A current look at the northern hemisphere reveals that a transient 50/50 low is allowing enough cold air into the eastern US for a storm system approaching the Atlantic seaboard to produce a swath of light to moderate snow from the Washington DC region south into parts of the Carolinas. Elsewhere, ridging is building off the west coast of the US which is forcing a trough to develop over the western US. This ridging will continue to build off the west coast, leading to a trough developing over much of the western/central US over the coming days.
As the ridging builds into Alaska in the coming days and becomes a –EPO block, temporarily, cold will build over Canada and will slowly seep southward into the northern portions of the US. At the same time, the trough will slowly move east from the western US, leading to several systems tracking across the northern US that will produce rain and swaths of light snow.

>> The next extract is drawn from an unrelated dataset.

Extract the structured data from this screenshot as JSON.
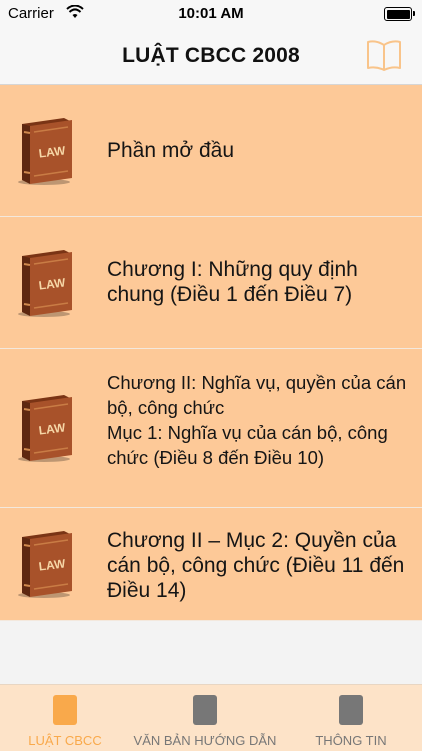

The European model ensemble mean, valid Wednesday morning, shows this transition well, with the ridging off the western coast of the US resulting in a NW flow into the northern Rockies and Plains. Because of the lack of blocking over the arctic/high latitudes, this trough will be transient, meaning it won’t remain in one place for too long. This will result in the trough being deepest over the Great Lakes region to end the week, where the best chance for multiple nuisance snow events will exist.
The best chance for any notable snows will come at the end of the week, when a piece of moist subtropical jet-stream energy, seen on the above image by the lower heights over the Baja of California, moves east and attempts to interact with the building trough and cold air over the Great Lakes.
The European model, shown above, develops a very strong low pressure late Friday into Saturday over eastern New England as it phases the subtropical jet stream energy with the trough over the Great Lakes. The European model showed a large area of 6”+ snow totals with this storm from Upstate New York east into much of New England. The question is, is the European model’s solution a viable one?
Back to the European model ensembles in the day leading up to the potential storm, there are a few things that point against the wound up operational Euro’s solution.
- The strongest ridging is extending up into western Alaska. This is farther west than what those of us in the northeastern US would like to see, because it favors lower than normal heights over the western US, which does not support a deep, sustained trough over the eastern US.
- There are lower than normal heights over Greenland, which again does not support a deep or sustained trough over the eastern US.
By 144 hours, a shortwave is digging on the west coast and the trough over the eastern US/Great Lakes is already dampening out, the flow is trying to become zonal.
The ensembles do develop a storm in this time frame, but show it tracking farther east than the operational European model…they also show a weaker solution, but because the ensemble mean or average is shown, this does not necessarily mean that some ensemble members are not also showing a deep storm in this timeframe:
However, because of an unfavorable Atlantic and Pacific for a significant snowstorm over Upstate New York and New England in this timeframe, I believe the European model solution that was very deep and farther west with this storm is an unlikely solution. A more likely solution is a weaker frontal wave of low pressure with much lighter snows behind the cold front over the Great Lakes Friday and New England on Saturday, with some potential lake effect snow in the Great Lake Snow Belts.
The individual GFS ensemble members from Sunday afternoon agree with this…while many members do show a wave of low pressure riding up the front Friday into Saturday, most members (excluding one) show a much weaker solution than the operational European model:
I will continue to monitor this potential end of the week storm and a threat to start next week in the coming days. Enjoy your Monday,